(DiBt'l'ictOourt, E. D. PennBlIlfJania.May 18., 18.8.1.)
1. WHARFAGE-WHEN INOURRED-USE OF WHARF .... TEMPORARY TAOHMENT OF LINE-LANDING OVER WHARF-MOORING VESSEL Aenoss THE HEAD OF.
A vessel injured by floating ice endeavored to enter the dock of wharf A, and in doing so attached for a short time a line to wharf B. Failing to enter', the dock,she was moored across the head of Wharf B, at a distance of eight or ten feet from and without attachwharves. She lay in ment to it, her lines being made fast to this position for 24 hours, during which thne her captain landed by means of a ladder from the vessel to wharf B. Held, th!!.t the vessEll was liable to the owner of wharf B for wharfage.
In Admiralty. Libel for wharfage. The facts 'are as follows: The steamship Whitburn sailed from Philadelphia, April 1, 1881, but being injured by ing ice put back to Philad-elphia, leaking.

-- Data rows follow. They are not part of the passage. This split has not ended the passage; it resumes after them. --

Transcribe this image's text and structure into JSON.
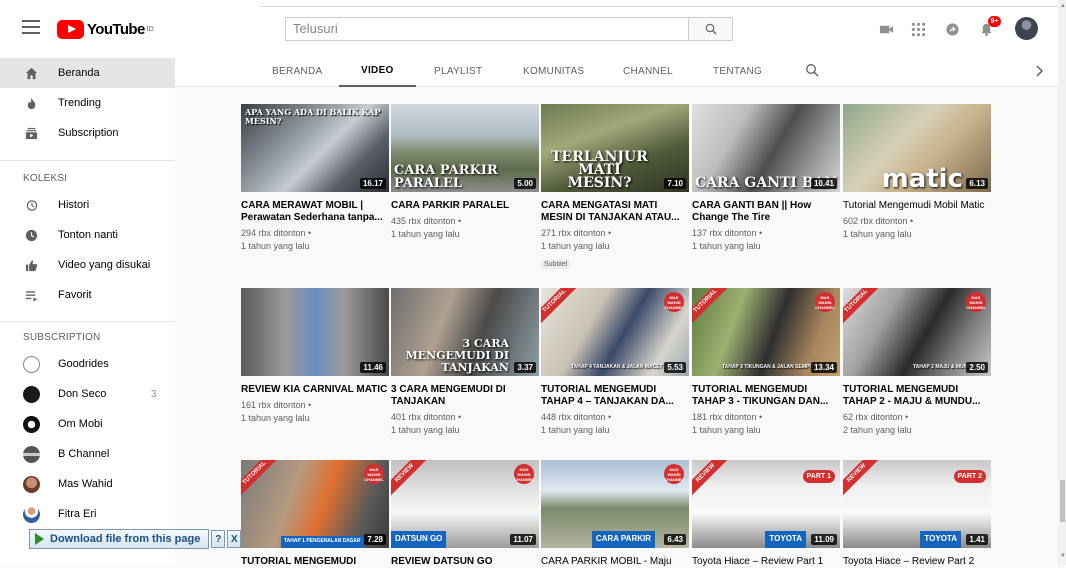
{
  "masthead": {
    "logo_text": "YouTube",
    "logo_sup": "ID",
    "search_placeholder": "Telusuri",
    "notification_count": "9+"
  },
  "sidebar": {
    "main": [
      {
        "label": "Beranda",
        "icon": "home-icon"
      },
      {
        "label": "Trending",
        "icon": "fire-icon"
      },
      {
        "label": "Subscription",
        "icon": "subscriptions-icon"
      }
    ],
    "koleksi_header": "KOLEKSI",
    "koleksi": [
      {
        "label": "Histori",
        "icon": "history-icon"
      },
      {
        "label": "Tonton nanti",
        "icon": "clock-icon"
      },
      {
        "label": "Video yang disukai",
        "icon": "thumbs-up-icon"
      },
      {
        "label": "Favorit",
        "icon": "playlist-icon"
      }
    ],
    "subscription_header": "SUBSCRIPTION",
    "subscriptions": [
      {
        "label": "Goodrides",
        "count": ""
      },
      {
        "label": "Don Seco",
        "count": "3"
      },
      {
        "label": "Om Mobi",
        "count": ""
      },
      {
        "label": "B Channel",
        "count": ""
      },
      {
        "label": "Mas Wahid",
        "count": ""
      },
      {
        "label": "Fitra Eri",
        "count": ""
      }
    ]
  },
  "tabs": [
    {
      "label": "BERANDA"
    },
    {
      "label": "VIDEO"
    },
    {
      "label": "PLAYLIST"
    },
    {
      "label": "KOMUNITAS"
    },
    {
      "label": "CHANNEL"
    },
    {
      "label": "TENTANG"
    }
  ],
  "videos": [
    {
      "title": "CARA MERAWAT MOBIL | Perawatan Sederhana tanpa...",
      "views": "294 rbx ditonton •",
      "age": "1 tahun yang lalu",
      "duration": "16.17",
      "thumb_text": "APA YANG ADA DI BALIK KAP MESIN?",
      "badge": ""
    },
    {
      "title": "CARA PARKIR PARALEL",
      "views": "435 rbx ditonton •",
      "age": "1 tahun yang lalu",
      "duration": "5.00",
      "thumb_text": "CARA PARKIR PARALEL",
      "badge": ""
    },
    {
      "title": "CARA MENGATASI MATI MESIN DI TANJAKAN ATAU...",
      "views": "271 rbx ditonton •",
      "age": "1 tahun yang lalu",
      "duration": "7.10",
      "thumb_text": "TERLANJUR MATI MESIN?",
      "badge": "Subtitel"
    },
    {
      "title": "CARA GANTI BAN || How Change The Tire",
      "views": "137 rbx ditonton •",
      "age": "1 tahun yang lalu",
      "duration": "10.41",
      "thumb_text": "CARA GANTI BAN",
      "badge": ""
    },
    {
      "title": "Tutorial Mengemudi Mobil Matic",
      "views": "602 rbx ditonton •",
      "age": "1 tahun yang lalu",
      "duration": "6.13",
      "thumb_text": "matic",
      "badge": ""
    },
    {
      "title": "REVIEW KIA CARNIVAL MATIC",
      "views": "161 rbx ditonton •",
      "age": "1 tahun yang lalu",
      "duration": "11.46",
      "thumb_text": "",
      "badge": ""
    },
    {
      "title": "3 CARA MENGEMUDI DI TANJAKAN",
      "views": "401 rbx ditonton •",
      "age": "1 tahun yang lalu",
      "duration": "3.37",
      "thumb_text": "3 CARA MENGEMUDI DI TANJAKAN",
      "badge": ""
    },
    {
      "title": "TUTORIAL MENGEMUDI TAHAP 4 – TANJAKAN DA...",
      "views": "448 rbx ditonton •",
      "age": "1 tahun yang lalu",
      "duration": "5.53",
      "thumb_text": "TAHAP 4 TANJAKAN & JALAN MACET",
      "badge": ""
    },
    {
      "title": "TUTORIAL MENGEMUDI TAHAP 3 - TIKUNGAN DAN...",
      "views": "181 rbx ditonton •",
      "age": "1 tahun yang lalu",
      "duration": "13.34",
      "thumb_text": "TAHAP 3 TIKUNGAN & JALAN SEMPIT",
      "badge": ""
    },
    {
      "title": "TUTORIAL MENGEMUDI TAHAP 2 - MAJU & MUNDU...",
      "views": "62 rbx ditonton •",
      "age": "2 tahun yang lalu",
      "duration": "2.50",
      "thumb_text": "TAHAP 2 MAJU & MUNDUR",
      "badge": ""
    },
    {
      "title": "TUTORIAL MENGEMUDI",
      "views": "",
      "age": "",
      "duration": "7.28",
      "thumb_text": "TAHAP 1 PENGENALAN DASAR",
      "badge": ""
    },
    {
      "title": "REVIEW DATSUN GO",
      "views": "",
      "age": "",
      "duration": "11.07",
      "thumb_text": "DATSUN GO",
      "badge": ""
    },
    {
      "title": "CARA PARKIR MOBIL - Maju",
      "views": "",
      "age": "",
      "duration": "6.43",
      "thumb_text": "CARA PARKIR",
      "badge": ""
    },
    {
      "title": "Toyota Hiace – Review Part 1",
      "views": "",
      "age": "",
      "duration": "11.09",
      "thumb_text": "TOYOTA",
      "badge": "PART 1"
    },
    {
      "title": "Toyota Hiace – Review Part 2",
      "views": "",
      "age": "",
      "duration": "1.41",
      "thumb_text": "TOYOTA",
      "badge": "PART 2"
    }
  ],
  "thumb_extras": {
    "ribbon_tutorial": "TUTORIAL",
    "ribbon_review": "REVIEW",
    "channel_logo": "MAS WAHID CHANNEL"
  },
  "download_bar": {
    "label": "Download file from this page",
    "help": "?",
    "close": "X"
  },
  "colors": {
    "accent": "#ff0000",
    "sidebar_active": "#e5e5e5",
    "meta_text": "#606060"
  }
}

She endeavored to entel the dock of pier 41, and in so doing made fast for a short, time a line to pier 40. Failing, on account of the ice, to enter the dock, and it being unsafe on account of the ice and the darkness to seek another dock, she was moored across the ,head of pier 40, but at the distance of eight orten 'feet and without attachment to that pier, her lines heing made fast to piers 41 and'S9. In this position she remained for 24 hour's, during which time her captain went ashore over pier 4:0 by means of a ladder from the vessel to that pier. The owner of pier 4:0 claimed a bill of wharfage of $10, that being tbe usual charge per day for the use of his being paid, he filed this libel. ' wharf; and, the bill E. Hunn Hanson, for libellant. Oharles Gibbons, Jr., for respondent. BUTLER, D. J. The respondent could make no use'of the wharf without incurring liability to pay for it. That he did make use of it is plainly acknowledged in his own testimony. The extent of the use, and the circumstances under which it was enjoyed, are not important, in view, of the amount claimed. The sum would have been promptly paid, the cap-